> [Data under study]:
________________________________________

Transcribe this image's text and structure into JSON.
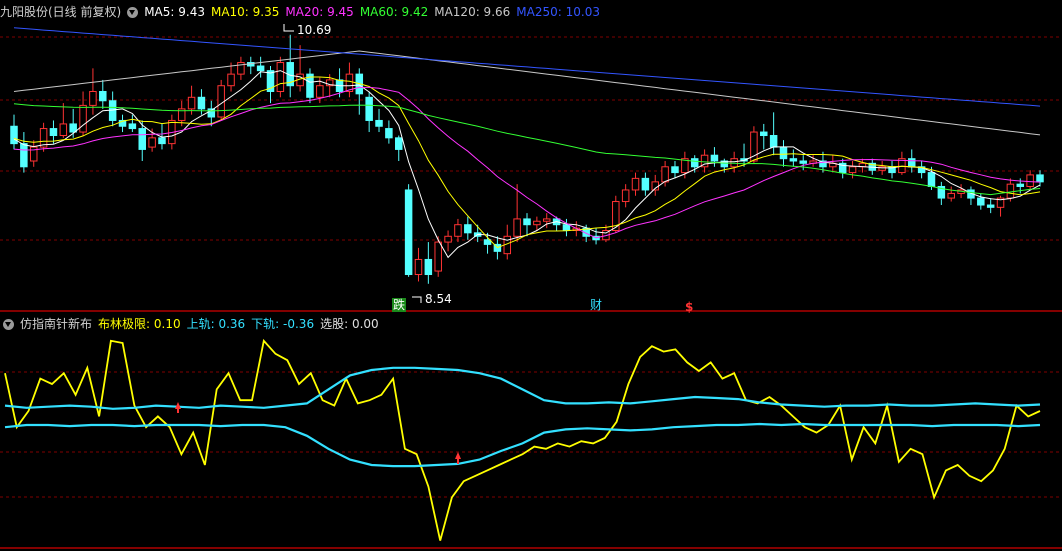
{
  "main_legend": {
    "title": "九阳股份(日线 前复权)",
    "items": [
      {
        "label": "MA5: 9.43",
        "color": "#ffffff"
      },
      {
        "label": "MA10: 9.35",
        "color": "#ffff00"
      },
      {
        "label": "MA20: 9.45",
        "color": "#ff33ff"
      },
      {
        "label": "MA60: 9.42",
        "color": "#33ff33"
      },
      {
        "label": "MA120: 9.66",
        "color": "#c8c8c8"
      },
      {
        "label": "MA250: 10.03",
        "color": "#3355ff"
      }
    ]
  },
  "indicator_legend": {
    "title": "仿指南针新布",
    "items": [
      {
        "label": "布林极限: 0.10",
        "color": "#ffff00"
      },
      {
        "label": "上轨: 0.36",
        "color": "#33e0ff"
      },
      {
        "label": "下轨: -0.36",
        "color": "#33e0ff"
      },
      {
        "label": "选股: 0.00",
        "color": "#e0e0e0"
      }
    ]
  },
  "annotations": {
    "high_price": "10.69",
    "low_price": "8.54",
    "marker_die": "跌",
    "marker_cai": "财",
    "marker_dollar": "$"
  },
  "colors": {
    "up": "#ff3333",
    "down": "#54ffff",
    "grid": "#800000",
    "separator": "#b00000"
  },
  "chart_data": [
    {
      "type": "candlestick",
      "title": "九阳股份(日线 前复权)",
      "ylim": [
        8.4,
        10.8
      ],
      "candles": [
        [
          9.9,
          9.75,
          10.0,
          9.7
        ],
        [
          9.75,
          9.55,
          9.85,
          9.5
        ],
        [
          9.6,
          9.72,
          9.78,
          9.55
        ],
        [
          9.72,
          9.88,
          9.93,
          9.68
        ],
        [
          9.88,
          9.82,
          9.95,
          9.75
        ],
        [
          9.82,
          9.92,
          10.1,
          9.8
        ],
        [
          9.92,
          9.85,
          10.05,
          9.8
        ],
        [
          9.85,
          10.08,
          10.2,
          9.82
        ],
        [
          10.08,
          10.2,
          10.4,
          10.0
        ],
        [
          10.2,
          10.12,
          10.3,
          10.05
        ],
        [
          10.12,
          9.95,
          10.2,
          9.9
        ],
        [
          9.95,
          9.9,
          10.0,
          9.85
        ],
        [
          9.92,
          9.88,
          10.0,
          9.85
        ],
        [
          9.88,
          9.7,
          9.95,
          9.6
        ],
        [
          9.72,
          9.8,
          9.88,
          9.68
        ],
        [
          9.8,
          9.75,
          9.92,
          9.7
        ],
        [
          9.75,
          9.95,
          10.0,
          9.7
        ],
        [
          9.95,
          10.05,
          10.12,
          9.9
        ],
        [
          10.05,
          10.15,
          10.25,
          10.0
        ],
        [
          10.15,
          10.05,
          10.22,
          10.0
        ],
        [
          10.05,
          9.98,
          10.12,
          9.9
        ],
        [
          9.98,
          10.25,
          10.3,
          9.95
        ],
        [
          10.25,
          10.35,
          10.45,
          10.2
        ],
        [
          10.35,
          10.45,
          10.5,
          10.3
        ],
        [
          10.45,
          10.42,
          10.5,
          10.35
        ],
        [
          10.42,
          10.38,
          10.5,
          10.32
        ],
        [
          10.38,
          10.2,
          10.42,
          10.1
        ],
        [
          10.2,
          10.45,
          10.5,
          10.15
        ],
        [
          10.45,
          10.25,
          10.69,
          10.15
        ],
        [
          10.25,
          10.35,
          10.6,
          10.2
        ],
        [
          10.35,
          10.15,
          10.4,
          10.1
        ],
        [
          10.15,
          10.25,
          10.32,
          10.1
        ],
        [
          10.25,
          10.3,
          10.35,
          10.15
        ],
        [
          10.3,
          10.2,
          10.4,
          10.15
        ],
        [
          10.2,
          10.35,
          10.45,
          10.15
        ],
        [
          10.35,
          10.18,
          10.4,
          10.0
        ],
        [
          10.15,
          9.95,
          10.2,
          9.85
        ],
        [
          9.95,
          9.9,
          10.05,
          9.85
        ],
        [
          9.88,
          9.8,
          9.95,
          9.75
        ],
        [
          9.8,
          9.7,
          9.82,
          9.6
        ],
        [
          9.35,
          8.62,
          9.4,
          8.6
        ],
        [
          8.62,
          8.75,
          8.85,
          8.56
        ],
        [
          8.75,
          8.62,
          8.9,
          8.54
        ],
        [
          8.65,
          8.9,
          8.95,
          8.6
        ],
        [
          8.9,
          8.95,
          9.0,
          8.82
        ],
        [
          8.95,
          9.05,
          9.1,
          8.9
        ],
        [
          9.05,
          8.98,
          9.12,
          8.92
        ],
        [
          8.98,
          8.95,
          9.05,
          8.9
        ],
        [
          8.92,
          8.88,
          8.98,
          8.8
        ],
        [
          8.88,
          8.82,
          8.95,
          8.75
        ],
        [
          8.8,
          8.95,
          9.05,
          8.75
        ],
        [
          8.95,
          9.1,
          9.4,
          8.9
        ],
        [
          9.1,
          9.05,
          9.15,
          8.95
        ],
        [
          9.05,
          9.08,
          9.12,
          9.0
        ],
        [
          9.08,
          9.1,
          9.15,
          9.02
        ],
        [
          9.1,
          9.05,
          9.12,
          9.0
        ],
        [
          9.05,
          9.0,
          9.1,
          8.95
        ],
        [
          9.0,
          9.02,
          9.08,
          8.95
        ],
        [
          9.02,
          8.95,
          9.05,
          8.9
        ],
        [
          8.95,
          8.92,
          9.02,
          8.88
        ],
        [
          8.92,
          9.0,
          9.05,
          8.9
        ],
        [
          9.0,
          9.25,
          9.3,
          8.98
        ],
        [
          9.25,
          9.35,
          9.4,
          9.2
        ],
        [
          9.35,
          9.45,
          9.5,
          9.3
        ],
        [
          9.45,
          9.35,
          9.5,
          9.3
        ],
        [
          9.35,
          9.42,
          9.48,
          9.3
        ],
        [
          9.42,
          9.55,
          9.6,
          9.38
        ],
        [
          9.55,
          9.5,
          9.6,
          9.45
        ],
        [
          9.5,
          9.62,
          9.68,
          9.45
        ],
        [
          9.62,
          9.55,
          9.65,
          9.5
        ],
        [
          9.55,
          9.65,
          9.7,
          9.5
        ],
        [
          9.65,
          9.6,
          9.72,
          9.55
        ],
        [
          9.6,
          9.55,
          9.62,
          9.5
        ],
        [
          9.55,
          9.62,
          9.68,
          9.5
        ],
        [
          9.62,
          9.6,
          9.75,
          9.55
        ],
        [
          9.6,
          9.85,
          9.9,
          9.58
        ],
        [
          9.85,
          9.82,
          9.92,
          9.7
        ],
        [
          9.82,
          9.72,
          10.02,
          9.65
        ],
        [
          9.72,
          9.62,
          9.78,
          9.55
        ],
        [
          9.62,
          9.6,
          9.7,
          9.55
        ],
        [
          9.6,
          9.58,
          9.65,
          9.52
        ],
        [
          9.58,
          9.6,
          9.65,
          9.55
        ],
        [
          9.6,
          9.55,
          9.68,
          9.5
        ],
        [
          9.55,
          9.58,
          9.65,
          9.5
        ],
        [
          9.58,
          9.5,
          9.62,
          9.45
        ],
        [
          9.5,
          9.55,
          9.6,
          9.45
        ],
        [
          9.55,
          9.58,
          9.62,
          9.5
        ],
        [
          9.58,
          9.52,
          9.62,
          9.48
        ],
        [
          9.52,
          9.55,
          9.6,
          9.48
        ],
        [
          9.55,
          9.5,
          9.6,
          9.45
        ],
        [
          9.5,
          9.62,
          9.68,
          9.48
        ],
        [
          9.62,
          9.55,
          9.7,
          9.5
        ],
        [
          9.55,
          9.5,
          9.6,
          9.45
        ],
        [
          9.5,
          9.38,
          9.55,
          9.35
        ],
        [
          9.38,
          9.28,
          9.42,
          9.22
        ],
        [
          9.28,
          9.32,
          9.38,
          9.25
        ],
        [
          9.32,
          9.35,
          9.4,
          9.28
        ],
        [
          9.35,
          9.28,
          9.38,
          9.22
        ],
        [
          9.28,
          9.22,
          9.32,
          9.18
        ],
        [
          9.22,
          9.2,
          9.28,
          9.15
        ],
        [
          9.2,
          9.28,
          9.3,
          9.12
        ],
        [
          9.28,
          9.4,
          9.45,
          9.25
        ],
        [
          9.4,
          9.38,
          9.45,
          9.32
        ],
        [
          9.38,
          9.48,
          9.52,
          9.35
        ],
        [
          9.48,
          9.42,
          9.52,
          9.38
        ]
      ]
    },
    {
      "type": "line",
      "title": "仿指南针新布",
      "ylim": [
        -1.0,
        1.0
      ],
      "series": [
        {
          "name": "布林极限",
          "color": "#ffff00",
          "values": [
            0.6,
            0.1,
            0.25,
            0.55,
            0.5,
            0.6,
            0.4,
            0.65,
            0.2,
            0.9,
            0.88,
            0.3,
            0.1,
            0.2,
            0.1,
            -0.15,
            0.05,
            -0.25,
            0.45,
            0.6,
            0.35,
            0.35,
            0.9,
            0.78,
            0.72,
            0.5,
            0.6,
            0.35,
            0.3,
            0.55,
            0.32,
            0.35,
            0.4,
            0.55,
            -0.1,
            -0.15,
            -0.45,
            -0.95,
            -0.55,
            -0.4,
            -0.35,
            -0.3,
            -0.25,
            -0.2,
            -0.15,
            -0.08,
            -0.1,
            -0.05,
            -0.08,
            -0.03,
            -0.05,
            0.0,
            0.15,
            0.5,
            0.75,
            0.85,
            0.8,
            0.82,
            0.7,
            0.62,
            0.7,
            0.55,
            0.6,
            0.35,
            0.32,
            0.38,
            0.3,
            0.2,
            0.1,
            0.05,
            0.12,
            0.3,
            -0.2,
            0.1,
            -0.05,
            0.3,
            -0.22,
            -0.1,
            -0.15,
            -0.55,
            -0.3,
            -0.25,
            -0.35,
            -0.4,
            -0.3,
            -0.1,
            0.3,
            0.2,
            0.25
          ]
        },
        {
          "name": "上轨",
          "color": "#33e0ff",
          "values": [
            0.3,
            0.28,
            0.29,
            0.3,
            0.29,
            0.27,
            0.28,
            0.3,
            0.29,
            0.28,
            0.3,
            0.29,
            0.28,
            0.3,
            0.32,
            0.45,
            0.58,
            0.63,
            0.65,
            0.65,
            0.64,
            0.63,
            0.6,
            0.55,
            0.45,
            0.35,
            0.32,
            0.32,
            0.33,
            0.32,
            0.34,
            0.36,
            0.38,
            0.37,
            0.36,
            0.33,
            0.31,
            0.3,
            0.29,
            0.3,
            0.3,
            0.31,
            0.3,
            0.3,
            0.31,
            0.32,
            0.31,
            0.3,
            0.31
          ]
        },
        {
          "name": "下轨",
          "color": "#33e0ff",
          "values": [
            0.1,
            0.12,
            0.12,
            0.11,
            0.12,
            0.12,
            0.11,
            0.12,
            0.12,
            0.12,
            0.11,
            0.12,
            0.12,
            0.1,
            0.02,
            -0.1,
            -0.2,
            -0.25,
            -0.26,
            -0.26,
            -0.25,
            -0.24,
            -0.2,
            -0.12,
            -0.05,
            0.05,
            0.08,
            0.09,
            0.08,
            0.07,
            0.08,
            0.1,
            0.11,
            0.12,
            0.12,
            0.13,
            0.12,
            0.13,
            0.12,
            0.12,
            0.12,
            0.12,
            0.12,
            0.11,
            0.12,
            0.12,
            0.12,
            0.11,
            0.12
          ]
        }
      ]
    }
  ]
}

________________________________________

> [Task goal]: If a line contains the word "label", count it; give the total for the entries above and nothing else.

> [Solution to this task]: 10